# Records

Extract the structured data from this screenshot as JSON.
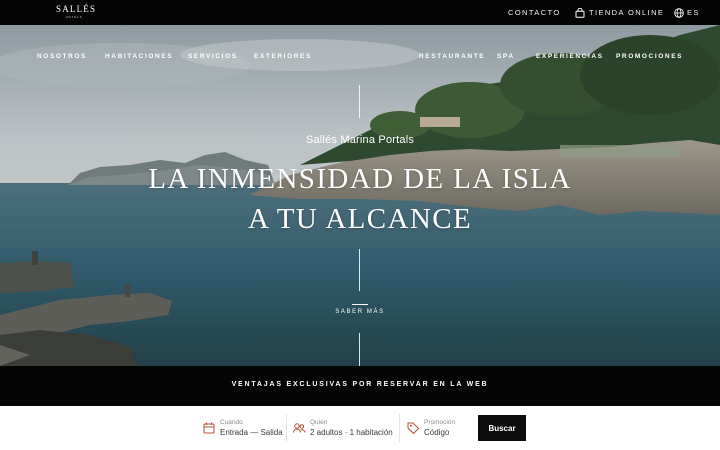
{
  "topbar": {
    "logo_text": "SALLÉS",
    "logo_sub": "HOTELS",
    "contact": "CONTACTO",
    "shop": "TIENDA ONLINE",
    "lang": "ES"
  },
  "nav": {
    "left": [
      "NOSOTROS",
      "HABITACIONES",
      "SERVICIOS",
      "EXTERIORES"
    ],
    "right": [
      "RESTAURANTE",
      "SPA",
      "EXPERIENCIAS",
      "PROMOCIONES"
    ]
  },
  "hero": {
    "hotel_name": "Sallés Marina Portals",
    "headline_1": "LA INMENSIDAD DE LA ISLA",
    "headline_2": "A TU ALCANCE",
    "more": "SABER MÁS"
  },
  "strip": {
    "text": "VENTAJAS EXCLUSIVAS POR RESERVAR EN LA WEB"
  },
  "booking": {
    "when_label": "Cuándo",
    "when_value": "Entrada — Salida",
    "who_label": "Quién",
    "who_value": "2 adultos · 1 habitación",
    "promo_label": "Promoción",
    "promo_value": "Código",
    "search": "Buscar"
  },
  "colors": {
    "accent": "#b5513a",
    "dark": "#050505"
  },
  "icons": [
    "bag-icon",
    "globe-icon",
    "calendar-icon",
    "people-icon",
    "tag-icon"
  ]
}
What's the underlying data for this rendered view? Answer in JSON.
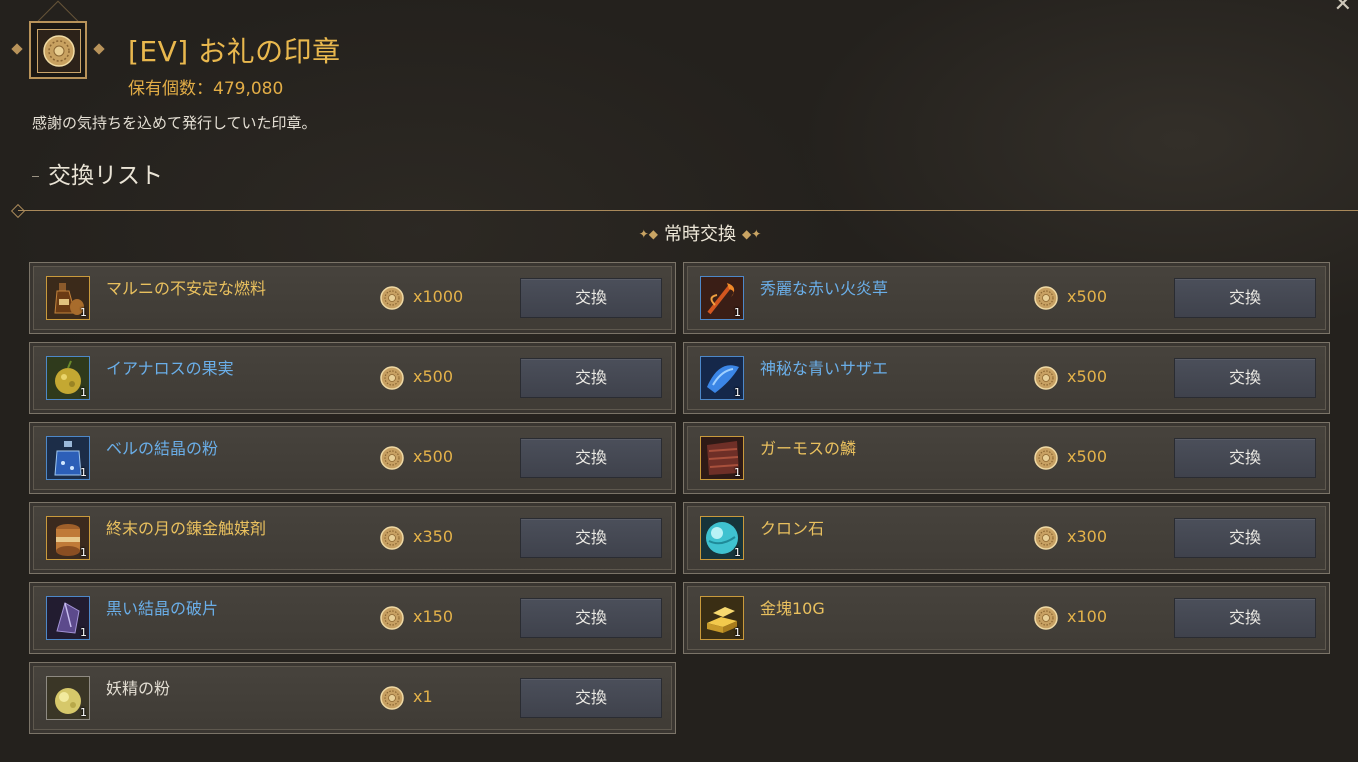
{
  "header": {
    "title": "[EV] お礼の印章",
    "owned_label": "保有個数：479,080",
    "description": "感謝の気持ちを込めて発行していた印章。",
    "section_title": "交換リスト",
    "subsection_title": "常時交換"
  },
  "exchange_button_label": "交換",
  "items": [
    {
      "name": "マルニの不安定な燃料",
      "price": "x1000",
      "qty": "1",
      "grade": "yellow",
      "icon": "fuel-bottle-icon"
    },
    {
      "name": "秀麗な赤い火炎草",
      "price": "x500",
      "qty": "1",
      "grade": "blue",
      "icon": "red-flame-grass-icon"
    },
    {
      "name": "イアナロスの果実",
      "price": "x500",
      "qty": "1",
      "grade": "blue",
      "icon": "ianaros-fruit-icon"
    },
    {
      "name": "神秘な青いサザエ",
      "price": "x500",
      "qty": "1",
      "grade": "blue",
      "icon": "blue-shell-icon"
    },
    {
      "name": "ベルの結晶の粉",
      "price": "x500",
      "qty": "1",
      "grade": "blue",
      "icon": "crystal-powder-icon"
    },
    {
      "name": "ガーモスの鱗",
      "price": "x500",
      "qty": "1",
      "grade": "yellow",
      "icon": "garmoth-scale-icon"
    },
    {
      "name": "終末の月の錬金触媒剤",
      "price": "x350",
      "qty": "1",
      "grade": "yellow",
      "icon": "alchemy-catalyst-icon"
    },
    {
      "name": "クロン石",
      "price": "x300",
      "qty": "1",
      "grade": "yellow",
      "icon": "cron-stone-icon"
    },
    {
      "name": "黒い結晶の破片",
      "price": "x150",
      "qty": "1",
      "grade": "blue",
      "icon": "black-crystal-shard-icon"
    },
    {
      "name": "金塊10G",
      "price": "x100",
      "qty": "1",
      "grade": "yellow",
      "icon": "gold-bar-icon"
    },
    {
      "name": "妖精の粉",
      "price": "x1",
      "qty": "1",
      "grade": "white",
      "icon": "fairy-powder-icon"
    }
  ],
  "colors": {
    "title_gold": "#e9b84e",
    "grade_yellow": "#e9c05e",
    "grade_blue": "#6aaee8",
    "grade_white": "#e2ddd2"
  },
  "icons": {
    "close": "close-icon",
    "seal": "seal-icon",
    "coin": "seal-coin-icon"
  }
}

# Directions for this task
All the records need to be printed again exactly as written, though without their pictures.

# Result
Extract the structured data from this screenshot as JSON.
{
  "topbar": {
    "logo_text": "SALLÉS",
    "logo_sub": "HOTELS",
    "contact": "CONTACTO",
    "shop": "TIENDA ONLINE",
    "lang": "ES"
  },
  "nav": {
    "left": [
      "NOSOTROS",
      "HABITACIONES",
      "SERVICIOS",
      "EXTERIORES"
    ],
    "right": [
      "RESTAURANTE",
      "SPA",
      "EXPERIENCIAS",
      "PROMOCIONES"
    ]
  },
  "hero": {
    "hotel_name": "Sallés Marina Portals",
    "headline_1": "LA INMENSIDAD DE LA ISLA",
    "headline_2": "A TU ALCANCE",
    "more": "SABER MÁS"
  },
  "strip": {
    "text": "VENTAJAS EXCLUSIVAS POR RESERVAR EN LA WEB"
  },
  "booking": {
    "when_label": "Cuándo",
    "when_value": "Entrada — Salida",
    "who_label": "Quién",
    "who_value": "2 adultos · 1 habitación",
    "promo_label": "Promoción",
    "promo_value": "Código",
    "search": "Buscar"
  },
  "colors": {
    "accent": "#b5513a",
    "dark": "#050505"
  },
  "icons": [
    "bag-icon",
    "globe-icon",
    "calendar-icon",
    "people-icon",
    "tag-icon"
  ]
}
What's the underlying data for this rendered view? Answer in JSON.
{
  "header": {
    "title": "[EV] お礼の印章",
    "owned_label": "保有個数：479,080",
    "description": "感謝の気持ちを込めて発行していた印章。",
    "section_title": "交換リスト",
    "subsection_title": "常時交換"
  },
  "exchange_button_label": "交換",
  "items": [
    {
      "name": "マルニの不安定な燃料",
      "price": "x1000",
      "qty": "1",
      "grade": "yellow",
      "icon": "fuel-bottle-icon"
    },
    {
      "name": "秀麗な赤い火炎草",
      "price": "x500",
      "qty": "1",
      "grade": "blue",
      "icon": "red-flame-grass-icon"
    },
    {
      "name": "イアナロスの果実",
      "price": "x500",
      "qty": "1",
      "grade": "blue",
      "icon": "ianaros-fruit-icon"
    },
    {
      "name": "神秘な青いサザエ",
      "price": "x500",
      "qty": "1",
      "grade": "blue",
      "icon": "blue-shell-icon"
    },
    {
      "name": "ベルの結晶の粉",
      "price": "x500",
      "qty": "1",
      "grade": "blue",
      "icon": "crystal-powder-icon"
    },
    {
      "name": "ガーモスの鱗",
      "price": "x500",
      "qty": "1",
      "grade": "yellow",
      "icon": "garmoth-scale-icon"
    },
    {
      "name": "終末の月の錬金触媒剤",
      "price": "x350",
      "qty": "1",
      "grade": "yellow",
      "icon": "alchemy-catalyst-icon"
    },
    {
      "name": "クロン石",
      "price": "x300",
      "qty": "1",
      "grade": "yellow",
      "icon": "cron-stone-icon"
    },
    {
      "name": "黒い結晶の破片",
      "price": "x150",
      "qty": "1",
      "grade": "blue",
      "icon": "black-crystal-shard-icon"
    },
    {
      "name": "金塊10G",
      "price": "x100",
      "qty": "1",
      "grade": "yellow",
      "icon": "gold-bar-icon"
    },
    {
      "name": "妖精の粉",
      "price": "x1",
      "qty": "1",
      "grade": "white",
      "icon": "fairy-powder-icon"
    }
  ],
  "colors": {
    "title_gold": "#e9b84e",
    "grade_yellow": "#e9c05e",
    "grade_blue": "#6aaee8",
    "grade_white": "#e2ddd2"
  },
  "icons": {
    "close": "close-icon",
    "seal": "seal-icon",
    "coin": "seal-coin-icon"
  }
}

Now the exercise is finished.